PROBLEM – Down to the last line, print the data that follows exactly, without its pictures.

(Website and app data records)
--------------------

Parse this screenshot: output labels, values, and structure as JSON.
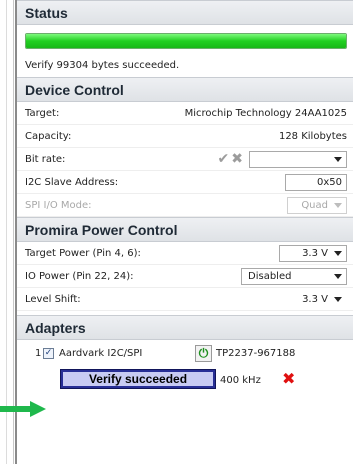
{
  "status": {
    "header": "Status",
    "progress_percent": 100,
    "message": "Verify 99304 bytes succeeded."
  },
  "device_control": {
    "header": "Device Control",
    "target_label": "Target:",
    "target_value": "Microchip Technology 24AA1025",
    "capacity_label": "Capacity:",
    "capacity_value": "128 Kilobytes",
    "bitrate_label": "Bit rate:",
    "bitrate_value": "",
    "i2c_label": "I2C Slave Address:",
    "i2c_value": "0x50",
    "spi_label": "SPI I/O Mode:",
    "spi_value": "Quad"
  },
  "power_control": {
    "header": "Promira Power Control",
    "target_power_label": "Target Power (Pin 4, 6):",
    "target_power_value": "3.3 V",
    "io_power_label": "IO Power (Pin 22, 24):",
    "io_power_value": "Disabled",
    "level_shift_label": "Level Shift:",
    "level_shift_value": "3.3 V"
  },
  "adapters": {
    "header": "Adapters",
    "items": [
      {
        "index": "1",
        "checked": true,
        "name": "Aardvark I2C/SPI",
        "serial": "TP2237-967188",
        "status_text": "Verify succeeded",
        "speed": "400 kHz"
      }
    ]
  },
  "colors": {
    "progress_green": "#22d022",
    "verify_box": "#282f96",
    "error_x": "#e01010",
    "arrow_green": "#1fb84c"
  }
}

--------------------

WRITTEN SOLUTION –
Parse this screenshot: output labels, values, and structure as JSON.
{
  "status": {
    "header": "Status",
    "progress_percent": 100,
    "message": "Verify 99304 bytes succeeded."
  },
  "device_control": {
    "header": "Device Control",
    "target_label": "Target:",
    "target_value": "Microchip Technology 24AA1025",
    "capacity_label": "Capacity:",
    "capacity_value": "128 Kilobytes",
    "bitrate_label": "Bit rate:",
    "bitrate_value": "",
    "i2c_label": "I2C Slave Address:",
    "i2c_value": "0x50",
    "spi_label": "SPI I/O Mode:",
    "spi_value": "Quad"
  },
  "power_control": {
    "header": "Promira Power Control",
    "target_power_label": "Target Power (Pin 4, 6):",
    "target_power_value": "3.3 V",
    "io_power_label": "IO Power (Pin 22, 24):",
    "io_power_value": "Disabled",
    "level_shift_label": "Level Shift:",
    "level_shift_value": "3.3 V"
  },
  "adapters": {
    "header": "Adapters",
    "items": [
      {
        "index": "1",
        "checked": true,
        "name": "Aardvark I2C/SPI",
        "serial": "TP2237-967188",
        "status_text": "Verify succeeded",
        "speed": "400 kHz"
      }
    ]
  },
  "colors": {
    "progress_green": "#22d022",
    "verify_box": "#282f96",
    "error_x": "#e01010",
    "arrow_green": "#1fb84c"
  }
}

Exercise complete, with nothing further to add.